The data below is to be retyped exactly, line by line.

SOURCE DATA -
[Start of section]
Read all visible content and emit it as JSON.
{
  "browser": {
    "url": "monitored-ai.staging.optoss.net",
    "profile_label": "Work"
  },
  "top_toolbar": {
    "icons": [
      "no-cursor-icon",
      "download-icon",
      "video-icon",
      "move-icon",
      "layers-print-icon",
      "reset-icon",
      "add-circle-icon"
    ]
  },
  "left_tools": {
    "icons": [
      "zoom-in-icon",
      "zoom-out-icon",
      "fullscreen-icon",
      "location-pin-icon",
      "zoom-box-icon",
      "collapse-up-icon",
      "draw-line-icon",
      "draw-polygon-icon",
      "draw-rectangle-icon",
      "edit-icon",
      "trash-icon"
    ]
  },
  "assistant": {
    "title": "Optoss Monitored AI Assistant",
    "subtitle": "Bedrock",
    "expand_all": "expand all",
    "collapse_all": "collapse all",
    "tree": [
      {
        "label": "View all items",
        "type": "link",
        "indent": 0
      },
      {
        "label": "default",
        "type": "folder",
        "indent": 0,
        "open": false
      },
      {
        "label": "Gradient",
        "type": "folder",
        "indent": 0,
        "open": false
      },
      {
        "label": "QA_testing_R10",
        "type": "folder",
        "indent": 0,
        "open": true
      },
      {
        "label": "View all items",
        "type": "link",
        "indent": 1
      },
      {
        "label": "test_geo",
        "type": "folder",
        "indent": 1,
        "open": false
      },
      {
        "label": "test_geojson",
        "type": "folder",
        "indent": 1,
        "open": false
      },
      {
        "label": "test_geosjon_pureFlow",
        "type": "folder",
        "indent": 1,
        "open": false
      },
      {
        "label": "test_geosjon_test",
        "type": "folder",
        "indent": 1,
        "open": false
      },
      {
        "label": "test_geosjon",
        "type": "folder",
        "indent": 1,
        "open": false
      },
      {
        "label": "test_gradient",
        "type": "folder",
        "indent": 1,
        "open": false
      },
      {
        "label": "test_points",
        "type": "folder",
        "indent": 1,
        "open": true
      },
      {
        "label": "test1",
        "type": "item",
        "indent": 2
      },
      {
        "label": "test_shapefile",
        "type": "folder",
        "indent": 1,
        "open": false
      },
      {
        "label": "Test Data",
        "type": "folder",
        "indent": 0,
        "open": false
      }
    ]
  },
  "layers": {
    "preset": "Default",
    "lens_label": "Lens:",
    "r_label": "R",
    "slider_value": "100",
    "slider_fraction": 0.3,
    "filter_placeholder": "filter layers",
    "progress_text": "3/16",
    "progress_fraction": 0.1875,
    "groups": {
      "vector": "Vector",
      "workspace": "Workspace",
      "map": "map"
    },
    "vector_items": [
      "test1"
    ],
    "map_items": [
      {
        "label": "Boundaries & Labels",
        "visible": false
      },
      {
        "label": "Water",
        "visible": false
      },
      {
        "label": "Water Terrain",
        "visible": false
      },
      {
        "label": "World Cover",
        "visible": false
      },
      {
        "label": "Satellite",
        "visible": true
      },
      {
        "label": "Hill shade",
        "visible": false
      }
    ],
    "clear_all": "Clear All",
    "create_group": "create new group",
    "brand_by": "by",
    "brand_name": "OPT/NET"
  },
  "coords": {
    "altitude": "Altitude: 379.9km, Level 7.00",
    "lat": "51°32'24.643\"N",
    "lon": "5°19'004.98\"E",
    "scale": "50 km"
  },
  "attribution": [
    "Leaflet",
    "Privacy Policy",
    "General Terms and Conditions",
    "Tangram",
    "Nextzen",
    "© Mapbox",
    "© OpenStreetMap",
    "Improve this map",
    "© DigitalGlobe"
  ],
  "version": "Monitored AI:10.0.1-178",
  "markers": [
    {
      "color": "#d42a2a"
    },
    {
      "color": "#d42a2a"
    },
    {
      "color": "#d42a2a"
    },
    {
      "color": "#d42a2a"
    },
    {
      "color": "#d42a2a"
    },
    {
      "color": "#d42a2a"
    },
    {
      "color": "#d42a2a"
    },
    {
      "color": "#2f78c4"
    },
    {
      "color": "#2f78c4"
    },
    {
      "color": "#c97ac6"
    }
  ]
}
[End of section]
EXPECTED ANSWER -
Read all visible content and emit it as JSON.
{
  "browser": {
    "url": "monitored-ai.staging.optoss.net",
    "profile_label": "Work"
  },
  "top_toolbar": {
    "icons": [
      "no-cursor-icon",
      "download-icon",
      "video-icon",
      "move-icon",
      "layers-print-icon",
      "reset-icon",
      "add-circle-icon"
    ]
  },
  "left_tools": {
    "icons": [
      "zoom-in-icon",
      "zoom-out-icon",
      "fullscreen-icon",
      "location-pin-icon",
      "zoom-box-icon",
      "collapse-up-icon",
      "draw-line-icon",
      "draw-polygon-icon",
      "draw-rectangle-icon",
      "edit-icon",
      "trash-icon"
    ]
  },
  "assistant": {
    "title": "Optoss Monitored AI Assistant",
    "subtitle": "Bedrock",
    "expand_all": "expand all",
    "collapse_all": "collapse all",
    "tree": [
      {
        "label": "View all items",
        "type": "link",
        "indent": 0
      },
      {
        "label": "default",
        "type": "folder",
        "indent": 0,
        "open": false
      },
      {
        "label": "Gradient",
        "type": "folder",
        "indent": 0,
        "open": false
      },
      {
        "label": "QA_testing_R10",
        "type": "folder",
        "indent": 0,
        "open": true
      },
      {
        "label": "View all items",
        "type": "link",
        "indent": 1
      },
      {
        "label": "test_geo",
        "type": "folder",
        "indent": 1,
        "open": false
      },
      {
        "label": "test_geojson",
        "type": "folder",
        "indent": 1,
        "open": false
      },
      {
        "label": "test_geosjon_pureFlow",
        "type": "folder",
        "indent": 1,
        "open": false
      },
      {
        "label": "test_geosjon_test",
        "type": "folder",
        "indent": 1,
        "open": false
      },
      {
        "label": "test_geosjon",
        "type": "folder",
        "indent": 1,
        "open": false
      },
      {
        "label": "test_gradient",
        "type": "folder",
        "indent": 1,
        "open": false
      },
      {
        "label": "test_points",
        "type": "folder",
        "indent": 1,
        "open": true
      },
      {
        "label": "test1",
        "type": "item",
        "indent": 2
      },
      {
        "label": "test_shapefile",
        "type": "folder",
        "indent": 1,
        "open": false
      },
      {
        "label": "Test Data",
        "type": "folder",
        "indent": 0,
        "open": false
      }
    ]
  },
  "layers": {
    "preset": "Default",
    "lens_label": "Lens:",
    "r_label": "R",
    "slider_value": "100",
    "slider_fraction": 0.3,
    "filter_placeholder": "filter layers",
    "progress_text": "3/16",
    "progress_fraction": 0.1875,
    "groups": {
      "vector": "Vector",
      "workspace": "Workspace",
      "map": "map"
    },
    "vector_items": [
      "test1"
    ],
    "map_items": [
      {
        "label": "Boundaries & Labels",
        "visible": false
      },
      {
        "label": "Water",
        "visible": false
      },
      {
        "label": "Water Terrain",
        "visible": false
      },
      {
        "label": "World Cover",
        "visible": false
      },
      {
        "label": "Satellite",
        "visible": true
      },
      {
        "label": "Hill shade",
        "visible": false
      }
    ],
    "clear_all": "Clear All",
    "create_group": "create new group",
    "brand_by": "by",
    "brand_name": "OPT/NET"
  },
  "coords": {
    "altitude": "Altitude: 379.9km, Level 7.00",
    "lat": "51°32'24.643\"N",
    "lon": "5°19'004.98\"E",
    "scale": "50 km"
  },
  "attribution": [
    "Leaflet",
    "Privacy Policy",
    "General Terms and Conditions",
    "Tangram",
    "Nextzen",
    "© Mapbox",
    "© OpenStreetMap",
    "Improve this map",
    "© DigitalGlobe"
  ],
  "version": "Monitored AI:10.0.1-178",
  "markers": [
    {
      "color": "#d42a2a"
    },
    {
      "color": "#d42a2a"
    },
    {
      "color": "#d42a2a"
    },
    {
      "color": "#d42a2a"
    },
    {
      "color": "#d42a2a"
    },
    {
      "color": "#d42a2a"
    },
    {
      "color": "#d42a2a"
    },
    {
      "color": "#2f78c4"
    },
    {
      "color": "#2f78c4"
    },
    {
      "color": "#c97ac6"
    }
  ]
}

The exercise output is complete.